--- Information provided Enclosed Below ---

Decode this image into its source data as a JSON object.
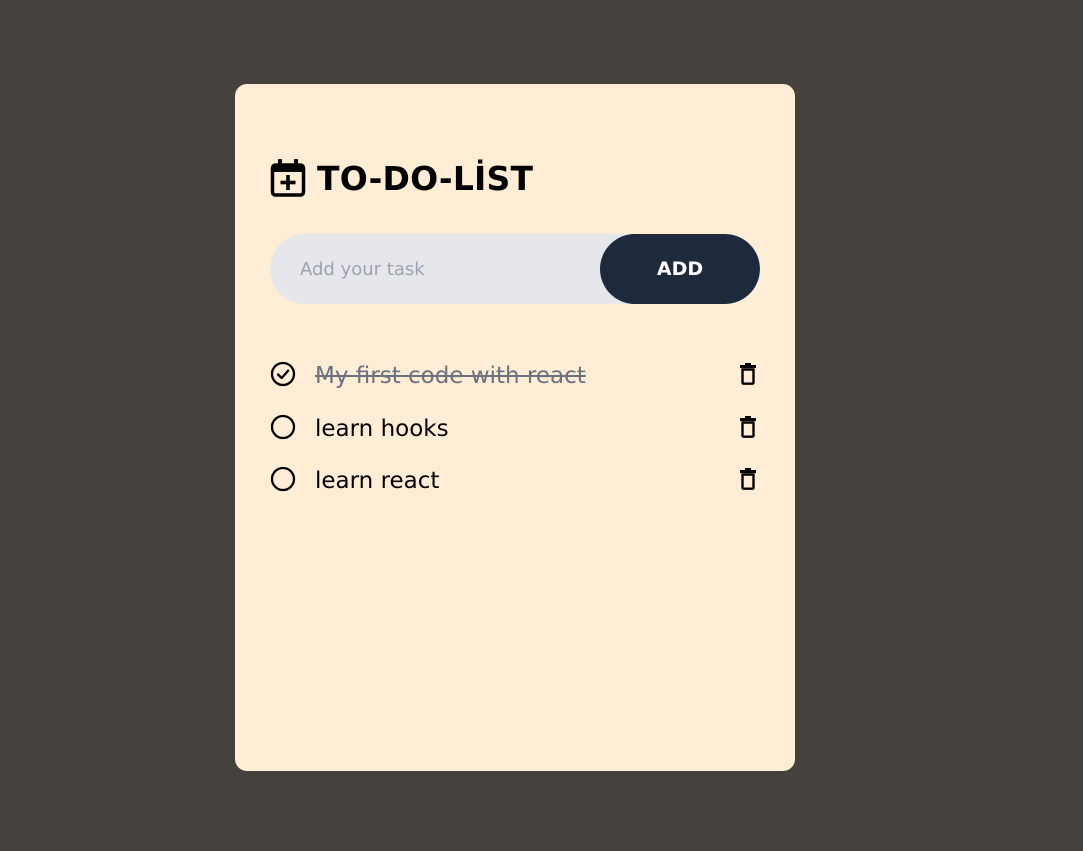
{
  "app": {
    "title": "TO-DO-LİST",
    "title_icon": "calendar-plus-icon"
  },
  "input": {
    "placeholder": "Add your task",
    "value": "",
    "add_label": "ADD"
  },
  "colors": {
    "background": "#45413c",
    "card": "#ffedd5",
    "input_bg": "#e5e7eb",
    "button_bg": "#1e293b",
    "done_text": "#6b7280"
  },
  "tasks": [
    {
      "text": "My first code with react",
      "done": true,
      "status_icon": "checked-circle-icon",
      "delete_icon": "trash-icon"
    },
    {
      "text": "learn hooks",
      "done": false,
      "status_icon": "empty-circle-icon",
      "delete_icon": "trash-icon"
    },
    {
      "text": "learn react",
      "done": false,
      "status_icon": "empty-circle-icon",
      "delete_icon": "trash-icon"
    }
  ]
}
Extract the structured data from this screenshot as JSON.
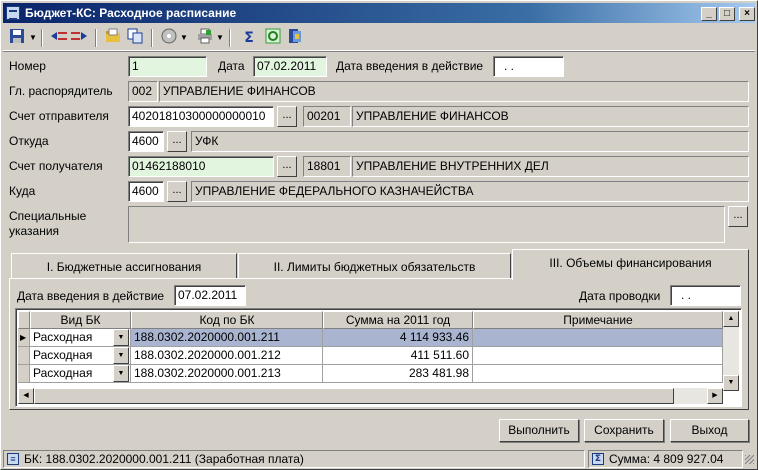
{
  "window": {
    "title": "Бюджет-КС: Расходное расписание",
    "minimize_glyph": "_",
    "maximize_glyph": "□",
    "close_glyph": "×"
  },
  "toolbar": {
    "icons": [
      "save-icon",
      "indent-in-icon",
      "indent-out-icon",
      "open-folder-icon",
      "copy-icon",
      "disc-icon",
      "print-icon",
      "sum-icon",
      "refresh-icon",
      "export-icon"
    ]
  },
  "form": {
    "number_label": "Номер",
    "number_value": "1",
    "date_label": "Дата",
    "date_value": "07.02.2011",
    "effective_date_label": "Дата введения в действие",
    "effective_date_value": ". .",
    "chief_manager_label": "Гл. распорядитель",
    "chief_manager_code": "002",
    "chief_manager_name": "УПРАВЛЕНИЕ ФИНАНСОВ",
    "sender_account_label": "Счет отправителя",
    "sender_account_value": "40201810300000000010",
    "sender_code": "00201",
    "sender_name": "УПРАВЛЕНИЕ ФИНАНСОВ",
    "from_label": "Откуда",
    "from_code": "4600",
    "from_name": "УФК",
    "recipient_account_label": "Счет получателя",
    "recipient_account_value": "01462188010",
    "recipient_code": "18801",
    "recipient_name": "УПРАВЛЕНИЕ ВНУТРЕННИХ ДЕЛ",
    "to_label": "Куда",
    "to_code": "4600",
    "to_name": "УПРАВЛЕНИЕ ФЕДЕРАЛЬНОГО КАЗНАЧЕЙСТВА",
    "special_label_1": "Специальные",
    "special_label_2": "указания",
    "special_value": "",
    "ellipsis": "..."
  },
  "tabs": [
    {
      "label": "I. Бюджетные ассигнования",
      "active": false
    },
    {
      "label": "II. Лимиты бюджетных обязательств",
      "active": false
    },
    {
      "label": "III. Объемы финансирования",
      "active": true
    }
  ],
  "panel": {
    "effective_date_label": "Дата введения в действие",
    "effective_date_value": "07.02.2011",
    "posting_date_label": "Дата проводки",
    "posting_date_value": ". ."
  },
  "grid": {
    "columns": [
      "Вид БК",
      "Код по БК",
      "Сумма на 2011 год",
      "Примечание"
    ],
    "rows": [
      {
        "type": "Расходная",
        "code": "188.0302.2020000.001.211",
        "amount": "4 114 933.46",
        "note": "",
        "selected": true
      },
      {
        "type": "Расходная",
        "code": "188.0302.2020000.001.212",
        "amount": "411 511.60",
        "note": "",
        "selected": false
      },
      {
        "type": "Расходная",
        "code": "188.0302.2020000.001.213",
        "amount": "283 481.98",
        "note": "",
        "selected": false
      }
    ]
  },
  "buttons": {
    "execute": "Выполнить",
    "save": "Сохранить",
    "exit": "Выход"
  },
  "status": {
    "bk_text": "БК: 188.0302.2020000.001.211 (Заработная плата)",
    "sum_text": "Сумма: 4 809 927.04"
  }
}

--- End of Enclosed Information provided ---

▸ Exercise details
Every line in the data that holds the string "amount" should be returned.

▸ Response area
        "amount": "4 114 933.46",
        "amount": "411 511.60",
        "amount": "283 481.98",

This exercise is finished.